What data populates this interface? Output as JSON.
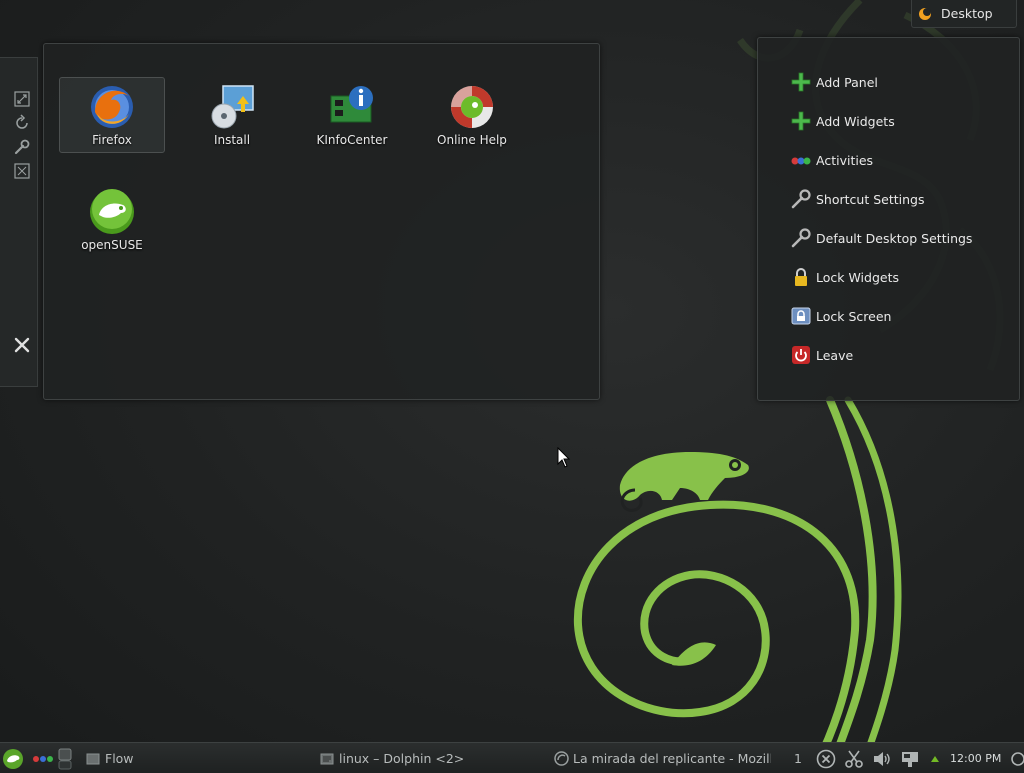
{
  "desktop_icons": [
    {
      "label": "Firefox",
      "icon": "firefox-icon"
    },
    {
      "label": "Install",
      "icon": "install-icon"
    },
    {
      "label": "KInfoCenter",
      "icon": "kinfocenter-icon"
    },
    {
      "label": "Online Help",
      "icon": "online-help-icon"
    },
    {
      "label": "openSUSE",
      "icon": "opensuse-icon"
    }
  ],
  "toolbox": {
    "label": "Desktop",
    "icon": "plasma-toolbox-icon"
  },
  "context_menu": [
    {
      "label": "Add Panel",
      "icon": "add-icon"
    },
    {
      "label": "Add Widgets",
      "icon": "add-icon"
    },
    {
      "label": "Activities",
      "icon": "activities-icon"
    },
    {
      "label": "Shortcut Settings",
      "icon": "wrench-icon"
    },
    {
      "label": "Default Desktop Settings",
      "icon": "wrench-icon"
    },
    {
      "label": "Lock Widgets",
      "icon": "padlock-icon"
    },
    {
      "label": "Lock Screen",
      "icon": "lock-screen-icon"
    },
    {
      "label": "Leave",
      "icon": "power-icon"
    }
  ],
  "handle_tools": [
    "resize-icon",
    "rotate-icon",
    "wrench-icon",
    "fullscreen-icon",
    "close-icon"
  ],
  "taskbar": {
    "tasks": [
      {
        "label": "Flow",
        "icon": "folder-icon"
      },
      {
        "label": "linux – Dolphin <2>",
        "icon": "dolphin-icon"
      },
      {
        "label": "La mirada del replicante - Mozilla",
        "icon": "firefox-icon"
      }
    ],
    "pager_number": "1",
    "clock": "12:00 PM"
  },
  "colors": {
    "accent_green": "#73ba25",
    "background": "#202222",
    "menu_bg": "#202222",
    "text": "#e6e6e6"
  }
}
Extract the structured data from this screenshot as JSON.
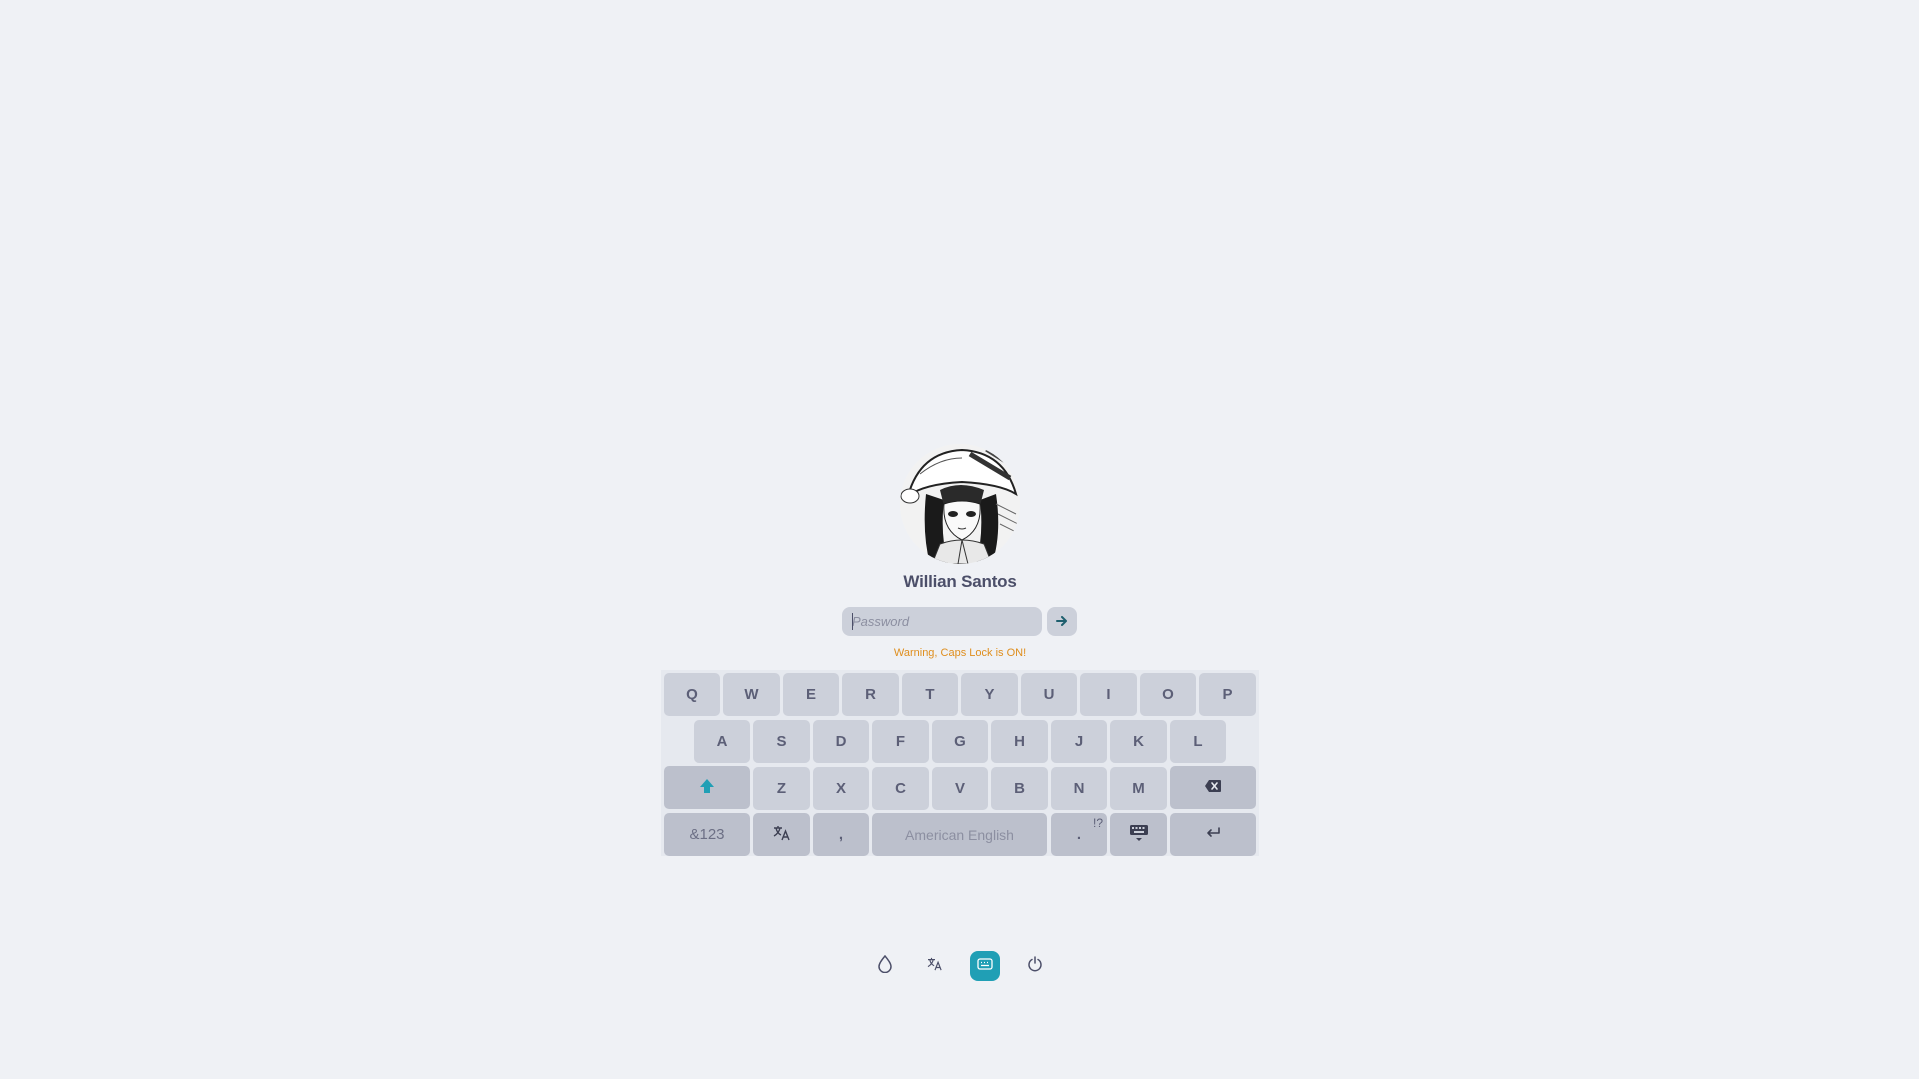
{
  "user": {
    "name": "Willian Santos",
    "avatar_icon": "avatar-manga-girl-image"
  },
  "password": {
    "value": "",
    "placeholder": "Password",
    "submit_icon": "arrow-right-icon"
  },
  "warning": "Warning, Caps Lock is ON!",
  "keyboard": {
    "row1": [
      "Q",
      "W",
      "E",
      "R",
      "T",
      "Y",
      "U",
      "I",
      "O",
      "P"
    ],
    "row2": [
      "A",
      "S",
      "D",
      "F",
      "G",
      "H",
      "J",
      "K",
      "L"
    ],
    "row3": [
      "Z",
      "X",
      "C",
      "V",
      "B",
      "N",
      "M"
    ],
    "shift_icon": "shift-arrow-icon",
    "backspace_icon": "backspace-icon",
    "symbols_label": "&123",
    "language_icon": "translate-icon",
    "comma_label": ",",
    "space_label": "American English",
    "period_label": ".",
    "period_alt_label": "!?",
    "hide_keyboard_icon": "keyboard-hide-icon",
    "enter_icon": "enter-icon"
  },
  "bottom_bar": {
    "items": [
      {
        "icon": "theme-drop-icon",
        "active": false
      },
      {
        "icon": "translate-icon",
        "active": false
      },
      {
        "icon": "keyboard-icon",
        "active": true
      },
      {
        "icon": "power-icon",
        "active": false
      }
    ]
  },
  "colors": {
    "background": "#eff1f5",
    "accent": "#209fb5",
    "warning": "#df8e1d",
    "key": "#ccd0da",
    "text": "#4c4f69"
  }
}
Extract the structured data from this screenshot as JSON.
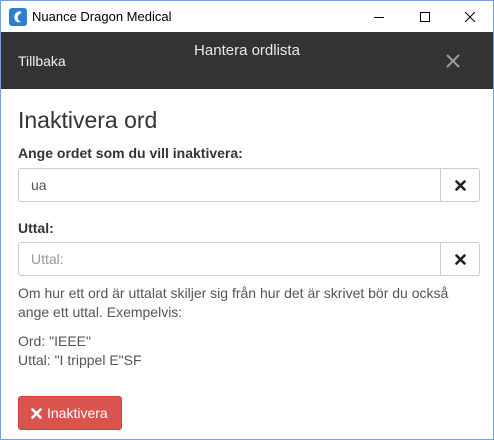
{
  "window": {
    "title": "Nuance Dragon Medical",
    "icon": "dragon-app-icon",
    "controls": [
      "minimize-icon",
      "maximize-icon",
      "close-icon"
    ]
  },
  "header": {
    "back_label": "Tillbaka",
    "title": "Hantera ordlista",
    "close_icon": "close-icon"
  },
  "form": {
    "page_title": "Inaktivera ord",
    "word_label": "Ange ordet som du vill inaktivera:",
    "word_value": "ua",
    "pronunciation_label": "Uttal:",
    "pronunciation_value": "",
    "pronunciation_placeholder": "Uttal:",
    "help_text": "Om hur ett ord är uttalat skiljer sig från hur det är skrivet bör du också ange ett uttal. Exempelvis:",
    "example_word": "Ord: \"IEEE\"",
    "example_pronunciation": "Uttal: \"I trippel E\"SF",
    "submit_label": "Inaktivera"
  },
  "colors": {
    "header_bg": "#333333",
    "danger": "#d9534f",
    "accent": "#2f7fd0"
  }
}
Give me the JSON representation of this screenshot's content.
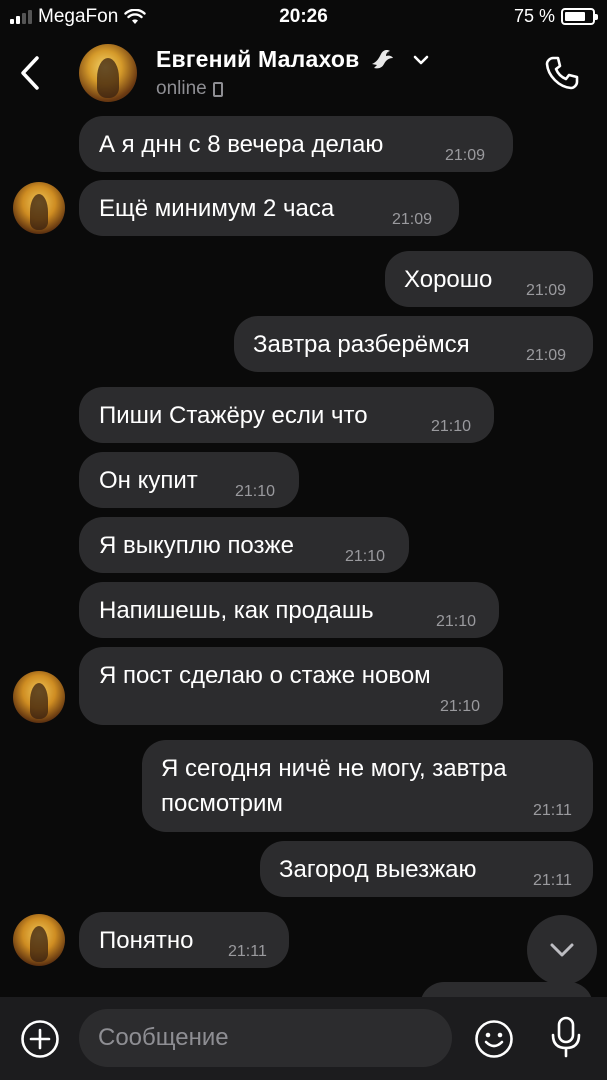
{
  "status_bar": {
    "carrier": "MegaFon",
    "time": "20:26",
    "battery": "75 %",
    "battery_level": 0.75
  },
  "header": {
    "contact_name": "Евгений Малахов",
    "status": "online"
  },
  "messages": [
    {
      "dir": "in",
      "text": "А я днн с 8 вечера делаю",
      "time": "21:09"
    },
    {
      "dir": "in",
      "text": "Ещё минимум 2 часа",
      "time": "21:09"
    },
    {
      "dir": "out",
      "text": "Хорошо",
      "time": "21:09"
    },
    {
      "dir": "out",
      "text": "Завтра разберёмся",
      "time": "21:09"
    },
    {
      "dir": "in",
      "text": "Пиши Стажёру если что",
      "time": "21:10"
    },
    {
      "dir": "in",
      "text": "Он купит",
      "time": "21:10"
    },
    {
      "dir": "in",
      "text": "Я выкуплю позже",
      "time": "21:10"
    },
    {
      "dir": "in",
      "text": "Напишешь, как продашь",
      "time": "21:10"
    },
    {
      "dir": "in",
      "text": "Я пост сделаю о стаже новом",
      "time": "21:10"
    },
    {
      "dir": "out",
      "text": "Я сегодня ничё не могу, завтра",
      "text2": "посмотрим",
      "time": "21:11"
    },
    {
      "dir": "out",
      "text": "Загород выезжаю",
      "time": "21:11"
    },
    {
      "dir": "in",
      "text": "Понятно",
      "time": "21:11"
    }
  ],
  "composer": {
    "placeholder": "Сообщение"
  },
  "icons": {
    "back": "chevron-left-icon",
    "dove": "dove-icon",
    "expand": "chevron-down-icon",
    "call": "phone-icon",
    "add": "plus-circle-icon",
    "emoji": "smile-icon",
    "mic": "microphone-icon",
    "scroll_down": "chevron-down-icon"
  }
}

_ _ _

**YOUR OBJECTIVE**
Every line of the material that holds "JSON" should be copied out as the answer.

**OUTPUT OF THE TASK**
What data populates this interface? Output as JSON.
Extract the structured data from this screenshot as JSON.
Extract the structured data from this screenshot as JSON.
Give me the JSON representation of this screenshot's content.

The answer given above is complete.